## GOAL OF THE EXERCISE
List each line of the data that holds the string "price", please.

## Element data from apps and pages
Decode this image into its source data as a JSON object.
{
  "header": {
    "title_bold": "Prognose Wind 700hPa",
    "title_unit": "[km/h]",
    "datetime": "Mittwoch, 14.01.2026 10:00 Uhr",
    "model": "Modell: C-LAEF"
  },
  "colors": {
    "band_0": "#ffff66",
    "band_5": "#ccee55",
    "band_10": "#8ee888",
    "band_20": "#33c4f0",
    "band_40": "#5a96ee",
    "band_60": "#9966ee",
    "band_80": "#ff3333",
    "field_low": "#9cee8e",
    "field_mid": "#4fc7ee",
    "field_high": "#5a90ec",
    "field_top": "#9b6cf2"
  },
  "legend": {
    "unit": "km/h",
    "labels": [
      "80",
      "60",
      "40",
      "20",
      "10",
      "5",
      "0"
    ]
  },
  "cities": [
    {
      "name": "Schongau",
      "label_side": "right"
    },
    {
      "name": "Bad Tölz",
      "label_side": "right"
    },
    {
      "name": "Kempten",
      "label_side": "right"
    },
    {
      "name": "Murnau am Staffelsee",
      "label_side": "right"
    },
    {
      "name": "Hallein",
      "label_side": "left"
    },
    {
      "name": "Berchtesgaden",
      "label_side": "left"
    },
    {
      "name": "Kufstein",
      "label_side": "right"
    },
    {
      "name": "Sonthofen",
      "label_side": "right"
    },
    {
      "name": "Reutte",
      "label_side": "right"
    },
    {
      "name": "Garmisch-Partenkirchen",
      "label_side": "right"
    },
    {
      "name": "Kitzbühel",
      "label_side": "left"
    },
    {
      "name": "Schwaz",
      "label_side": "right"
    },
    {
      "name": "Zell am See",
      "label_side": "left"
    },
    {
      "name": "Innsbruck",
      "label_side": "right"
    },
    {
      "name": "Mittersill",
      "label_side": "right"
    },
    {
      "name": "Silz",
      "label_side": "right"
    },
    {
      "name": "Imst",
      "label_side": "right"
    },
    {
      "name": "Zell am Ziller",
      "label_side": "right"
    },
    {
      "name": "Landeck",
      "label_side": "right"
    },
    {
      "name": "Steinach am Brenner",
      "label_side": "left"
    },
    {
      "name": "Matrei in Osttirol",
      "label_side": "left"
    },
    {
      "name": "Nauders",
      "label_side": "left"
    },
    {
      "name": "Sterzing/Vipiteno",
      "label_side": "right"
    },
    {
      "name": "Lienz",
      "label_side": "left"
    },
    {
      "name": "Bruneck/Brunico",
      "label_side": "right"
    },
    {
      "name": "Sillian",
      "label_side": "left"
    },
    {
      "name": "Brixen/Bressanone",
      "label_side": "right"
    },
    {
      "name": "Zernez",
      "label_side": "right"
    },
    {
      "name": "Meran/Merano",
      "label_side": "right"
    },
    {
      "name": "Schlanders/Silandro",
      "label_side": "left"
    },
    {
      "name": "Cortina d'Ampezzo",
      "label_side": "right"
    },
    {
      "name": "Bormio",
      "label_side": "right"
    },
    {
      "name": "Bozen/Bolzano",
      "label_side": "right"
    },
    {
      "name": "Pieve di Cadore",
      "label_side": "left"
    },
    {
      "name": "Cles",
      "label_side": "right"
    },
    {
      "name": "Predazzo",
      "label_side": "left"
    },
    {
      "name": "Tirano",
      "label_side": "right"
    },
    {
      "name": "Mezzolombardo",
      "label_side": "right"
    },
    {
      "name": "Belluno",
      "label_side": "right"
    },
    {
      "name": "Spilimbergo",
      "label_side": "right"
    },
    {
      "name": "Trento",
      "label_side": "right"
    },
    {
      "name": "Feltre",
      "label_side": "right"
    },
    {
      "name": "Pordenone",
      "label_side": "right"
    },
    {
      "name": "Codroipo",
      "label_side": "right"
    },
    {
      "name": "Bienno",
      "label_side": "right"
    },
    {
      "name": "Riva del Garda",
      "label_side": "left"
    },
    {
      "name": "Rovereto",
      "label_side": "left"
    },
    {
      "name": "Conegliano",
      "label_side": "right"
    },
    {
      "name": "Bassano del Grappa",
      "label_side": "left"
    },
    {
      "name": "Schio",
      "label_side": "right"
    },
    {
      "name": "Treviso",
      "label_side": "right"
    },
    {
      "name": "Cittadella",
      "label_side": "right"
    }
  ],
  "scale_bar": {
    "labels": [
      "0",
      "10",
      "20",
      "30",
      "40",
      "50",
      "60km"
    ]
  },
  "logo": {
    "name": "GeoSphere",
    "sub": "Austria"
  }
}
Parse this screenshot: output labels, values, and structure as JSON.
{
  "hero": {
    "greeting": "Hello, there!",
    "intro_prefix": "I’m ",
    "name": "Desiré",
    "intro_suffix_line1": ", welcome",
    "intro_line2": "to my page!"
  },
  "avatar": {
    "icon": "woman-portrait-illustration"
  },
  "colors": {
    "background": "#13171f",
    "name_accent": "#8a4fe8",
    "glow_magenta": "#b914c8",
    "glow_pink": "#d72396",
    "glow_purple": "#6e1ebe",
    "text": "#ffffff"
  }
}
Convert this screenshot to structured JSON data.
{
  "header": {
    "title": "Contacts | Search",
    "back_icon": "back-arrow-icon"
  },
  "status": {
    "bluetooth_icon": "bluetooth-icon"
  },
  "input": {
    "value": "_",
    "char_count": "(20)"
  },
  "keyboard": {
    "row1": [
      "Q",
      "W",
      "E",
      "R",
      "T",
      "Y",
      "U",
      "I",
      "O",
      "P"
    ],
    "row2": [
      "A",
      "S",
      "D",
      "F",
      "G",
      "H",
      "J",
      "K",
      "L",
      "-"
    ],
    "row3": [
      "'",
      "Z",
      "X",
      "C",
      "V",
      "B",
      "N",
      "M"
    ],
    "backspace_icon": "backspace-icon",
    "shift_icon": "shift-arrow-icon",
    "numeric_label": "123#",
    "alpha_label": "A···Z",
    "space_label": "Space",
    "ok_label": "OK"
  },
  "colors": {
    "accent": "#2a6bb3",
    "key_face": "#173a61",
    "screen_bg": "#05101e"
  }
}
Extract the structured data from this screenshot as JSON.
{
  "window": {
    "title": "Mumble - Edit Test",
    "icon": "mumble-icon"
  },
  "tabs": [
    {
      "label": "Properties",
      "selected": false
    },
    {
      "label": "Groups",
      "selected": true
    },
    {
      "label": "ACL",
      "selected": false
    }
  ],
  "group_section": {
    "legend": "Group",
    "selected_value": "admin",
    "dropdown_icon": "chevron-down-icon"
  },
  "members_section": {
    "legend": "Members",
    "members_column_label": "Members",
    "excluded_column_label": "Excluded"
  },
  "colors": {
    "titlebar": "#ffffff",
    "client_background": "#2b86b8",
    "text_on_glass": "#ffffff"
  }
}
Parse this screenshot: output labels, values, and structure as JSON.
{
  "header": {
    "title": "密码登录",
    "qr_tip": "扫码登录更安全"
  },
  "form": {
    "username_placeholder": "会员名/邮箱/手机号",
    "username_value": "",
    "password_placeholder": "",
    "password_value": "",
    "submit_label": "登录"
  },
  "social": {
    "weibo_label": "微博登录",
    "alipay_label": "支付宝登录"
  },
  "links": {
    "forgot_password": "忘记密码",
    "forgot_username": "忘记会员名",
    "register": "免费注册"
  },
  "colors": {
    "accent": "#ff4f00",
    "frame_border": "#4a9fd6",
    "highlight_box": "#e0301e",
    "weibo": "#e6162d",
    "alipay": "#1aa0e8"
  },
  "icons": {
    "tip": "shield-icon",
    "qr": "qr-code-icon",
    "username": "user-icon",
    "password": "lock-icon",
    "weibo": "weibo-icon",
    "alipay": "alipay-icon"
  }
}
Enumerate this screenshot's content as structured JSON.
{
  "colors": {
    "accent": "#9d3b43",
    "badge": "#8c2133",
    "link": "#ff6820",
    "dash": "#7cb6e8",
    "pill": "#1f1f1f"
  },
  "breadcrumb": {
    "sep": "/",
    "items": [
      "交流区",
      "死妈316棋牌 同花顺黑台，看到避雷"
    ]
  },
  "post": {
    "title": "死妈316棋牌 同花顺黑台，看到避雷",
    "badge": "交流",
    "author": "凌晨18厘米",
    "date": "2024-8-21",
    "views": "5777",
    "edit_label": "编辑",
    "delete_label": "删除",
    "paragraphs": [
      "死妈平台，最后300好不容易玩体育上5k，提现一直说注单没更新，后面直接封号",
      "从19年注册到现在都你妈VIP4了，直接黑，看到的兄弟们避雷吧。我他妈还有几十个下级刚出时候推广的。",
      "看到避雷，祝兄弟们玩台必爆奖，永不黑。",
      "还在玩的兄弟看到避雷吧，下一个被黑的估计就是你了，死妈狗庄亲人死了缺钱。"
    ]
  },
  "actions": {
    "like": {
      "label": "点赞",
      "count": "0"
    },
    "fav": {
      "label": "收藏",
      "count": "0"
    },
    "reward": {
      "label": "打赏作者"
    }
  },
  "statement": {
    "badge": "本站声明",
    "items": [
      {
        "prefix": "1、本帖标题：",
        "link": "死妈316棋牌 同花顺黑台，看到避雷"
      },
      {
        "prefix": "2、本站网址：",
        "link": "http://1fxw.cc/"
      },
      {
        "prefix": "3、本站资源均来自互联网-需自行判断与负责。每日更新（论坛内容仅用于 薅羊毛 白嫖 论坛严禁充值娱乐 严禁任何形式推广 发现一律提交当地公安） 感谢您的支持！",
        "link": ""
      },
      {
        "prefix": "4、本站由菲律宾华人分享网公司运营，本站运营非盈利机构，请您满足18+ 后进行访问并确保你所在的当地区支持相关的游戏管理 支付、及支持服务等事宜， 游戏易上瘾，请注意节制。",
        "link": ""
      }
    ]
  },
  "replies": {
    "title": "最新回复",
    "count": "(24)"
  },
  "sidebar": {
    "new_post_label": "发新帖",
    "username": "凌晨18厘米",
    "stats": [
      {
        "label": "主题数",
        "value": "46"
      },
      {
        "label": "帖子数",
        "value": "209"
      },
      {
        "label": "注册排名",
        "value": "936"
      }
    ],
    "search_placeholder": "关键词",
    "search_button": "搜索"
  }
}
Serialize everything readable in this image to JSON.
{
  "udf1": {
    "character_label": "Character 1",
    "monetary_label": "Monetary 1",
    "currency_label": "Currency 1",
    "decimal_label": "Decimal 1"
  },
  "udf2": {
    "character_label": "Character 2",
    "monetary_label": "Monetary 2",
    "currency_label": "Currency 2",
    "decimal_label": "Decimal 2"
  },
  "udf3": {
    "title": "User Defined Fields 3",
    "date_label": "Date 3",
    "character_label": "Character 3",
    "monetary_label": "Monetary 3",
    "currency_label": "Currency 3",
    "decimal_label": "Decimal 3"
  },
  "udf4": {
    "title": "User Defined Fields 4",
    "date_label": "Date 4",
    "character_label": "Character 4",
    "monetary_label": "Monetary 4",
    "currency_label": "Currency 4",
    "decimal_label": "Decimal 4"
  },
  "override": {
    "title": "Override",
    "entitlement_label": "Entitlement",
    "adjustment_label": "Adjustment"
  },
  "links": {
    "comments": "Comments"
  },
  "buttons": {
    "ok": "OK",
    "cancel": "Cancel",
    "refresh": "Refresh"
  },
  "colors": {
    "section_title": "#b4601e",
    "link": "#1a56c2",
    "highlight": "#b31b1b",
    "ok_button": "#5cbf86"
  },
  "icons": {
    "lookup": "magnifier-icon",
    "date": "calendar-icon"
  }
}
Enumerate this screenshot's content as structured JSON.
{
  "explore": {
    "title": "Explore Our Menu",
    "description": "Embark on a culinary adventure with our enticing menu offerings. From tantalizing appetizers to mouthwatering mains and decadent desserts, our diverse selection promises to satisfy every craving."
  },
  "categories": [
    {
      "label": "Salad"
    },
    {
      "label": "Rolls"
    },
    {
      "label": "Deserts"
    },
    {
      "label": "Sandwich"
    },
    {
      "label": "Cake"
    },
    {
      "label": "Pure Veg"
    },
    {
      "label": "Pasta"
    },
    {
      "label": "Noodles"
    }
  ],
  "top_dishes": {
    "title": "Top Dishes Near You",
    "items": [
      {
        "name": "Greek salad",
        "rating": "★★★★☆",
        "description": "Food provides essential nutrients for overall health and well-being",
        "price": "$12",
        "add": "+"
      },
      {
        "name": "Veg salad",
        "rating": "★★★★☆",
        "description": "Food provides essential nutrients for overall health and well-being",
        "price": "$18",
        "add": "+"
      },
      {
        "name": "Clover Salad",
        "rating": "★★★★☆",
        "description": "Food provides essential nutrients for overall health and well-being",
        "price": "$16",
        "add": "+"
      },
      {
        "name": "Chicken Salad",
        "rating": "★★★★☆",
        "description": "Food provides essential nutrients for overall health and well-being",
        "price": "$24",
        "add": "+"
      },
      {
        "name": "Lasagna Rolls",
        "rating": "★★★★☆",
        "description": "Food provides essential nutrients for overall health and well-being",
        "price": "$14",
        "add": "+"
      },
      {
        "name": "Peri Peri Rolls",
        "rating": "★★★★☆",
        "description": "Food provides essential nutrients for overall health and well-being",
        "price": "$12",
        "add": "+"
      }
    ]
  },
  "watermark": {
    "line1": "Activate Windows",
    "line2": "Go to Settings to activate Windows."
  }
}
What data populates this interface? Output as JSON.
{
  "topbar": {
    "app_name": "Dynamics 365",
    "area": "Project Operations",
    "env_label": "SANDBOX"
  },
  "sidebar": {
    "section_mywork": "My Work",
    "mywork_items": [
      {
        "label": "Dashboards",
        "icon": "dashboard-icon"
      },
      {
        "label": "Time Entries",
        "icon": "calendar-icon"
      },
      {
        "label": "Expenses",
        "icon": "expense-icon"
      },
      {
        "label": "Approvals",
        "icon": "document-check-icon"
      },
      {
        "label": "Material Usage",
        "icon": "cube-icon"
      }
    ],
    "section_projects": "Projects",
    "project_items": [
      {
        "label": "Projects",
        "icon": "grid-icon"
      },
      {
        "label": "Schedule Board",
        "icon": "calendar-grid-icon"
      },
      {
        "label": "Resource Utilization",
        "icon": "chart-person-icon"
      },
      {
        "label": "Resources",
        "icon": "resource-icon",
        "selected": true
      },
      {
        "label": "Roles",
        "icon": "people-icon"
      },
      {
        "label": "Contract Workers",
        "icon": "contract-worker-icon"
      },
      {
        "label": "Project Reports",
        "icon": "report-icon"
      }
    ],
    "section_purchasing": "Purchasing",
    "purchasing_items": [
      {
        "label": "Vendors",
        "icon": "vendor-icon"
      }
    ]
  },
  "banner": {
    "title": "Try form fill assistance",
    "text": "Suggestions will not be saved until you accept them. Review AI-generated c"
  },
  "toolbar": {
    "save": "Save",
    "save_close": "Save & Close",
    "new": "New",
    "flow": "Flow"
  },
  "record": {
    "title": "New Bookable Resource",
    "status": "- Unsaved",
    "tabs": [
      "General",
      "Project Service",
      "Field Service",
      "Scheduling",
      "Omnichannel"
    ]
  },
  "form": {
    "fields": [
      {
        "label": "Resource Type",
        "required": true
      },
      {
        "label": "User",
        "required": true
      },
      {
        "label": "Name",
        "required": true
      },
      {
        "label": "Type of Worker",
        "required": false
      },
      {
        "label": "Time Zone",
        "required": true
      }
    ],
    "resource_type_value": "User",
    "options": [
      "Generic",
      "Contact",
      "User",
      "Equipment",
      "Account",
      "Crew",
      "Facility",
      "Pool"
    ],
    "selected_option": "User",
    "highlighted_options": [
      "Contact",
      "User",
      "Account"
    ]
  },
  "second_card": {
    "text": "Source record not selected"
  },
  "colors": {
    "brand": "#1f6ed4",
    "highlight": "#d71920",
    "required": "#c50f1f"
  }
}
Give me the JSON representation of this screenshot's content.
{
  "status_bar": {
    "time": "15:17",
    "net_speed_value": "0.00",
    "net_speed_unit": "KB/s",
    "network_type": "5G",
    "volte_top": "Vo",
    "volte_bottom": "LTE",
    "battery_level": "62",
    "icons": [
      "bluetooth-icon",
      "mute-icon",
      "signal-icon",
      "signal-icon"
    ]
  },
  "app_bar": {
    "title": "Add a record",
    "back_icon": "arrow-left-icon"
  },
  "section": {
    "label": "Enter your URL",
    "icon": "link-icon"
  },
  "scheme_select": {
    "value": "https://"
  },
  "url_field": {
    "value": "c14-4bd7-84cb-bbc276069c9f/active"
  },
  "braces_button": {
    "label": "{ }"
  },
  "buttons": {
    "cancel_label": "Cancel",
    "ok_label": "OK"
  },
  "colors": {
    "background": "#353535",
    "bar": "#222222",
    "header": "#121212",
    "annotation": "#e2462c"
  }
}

## EXERCISE ANSWER
        "price": "$12",
        "price": "$18",
        "price": "$16",
        "price": "$24",
        "price": "$14",
        "price": "$12",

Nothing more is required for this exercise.